I have, on my way in and out of the front door lately, paused by its side to ponder, regard, consider. Why? Two weeks ago I dispersed, with a most unscientific and erratic glee, small handfuls of wildflower seeds from a store-bought packet. I tossed about little pockets of what looked like tiny bent twigs, sand bits, and burrs. Then I covered those seeds loosely with dirt and went on my way. I went to work and back. I carried food. Books, papers, lunches came and went.
But after days of rain some tiny, hairs-breadth little sproutlings are emerging. I crouch down in the mornings to look at them. It’s nothing really, that sitting and staring, but it’s also everything. This comfort. This stopping. This delight. It’s surprise and hope and nurturing and a tiny tip of awe. There’s mystery, elegance, and momentum. Growth. And blooms yet to come.

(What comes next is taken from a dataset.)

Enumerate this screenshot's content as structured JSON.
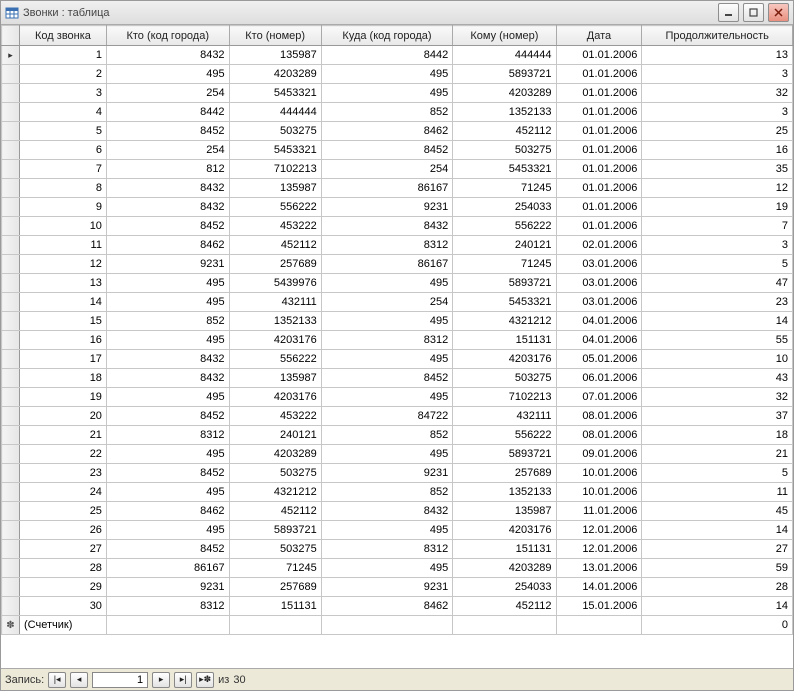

And I can’t help turning my gaze to my brothers and sisters on this path through cancer, and how horrible it can be, and how illuminating and surprising too. Turning to trust in the world again, to consider the days ahead, is, unlike planting, no easy gesture. This body that has given us life has also attempted to take it away.
I look at the ground and think of floods. Mud. Stones and hail.
The unresolvable, ongoing pendulums of illness, health, life, death. Sunlight, rain.
Yet here, in their tiny upstarts, stand future flowers: hollyhock, scarlet flax, bachelor’s button.
California poppy. Cosmos. Coreopsis.
What can we do but plant? What can we do but wait?
And be here now, fully and with thanks, while they take root.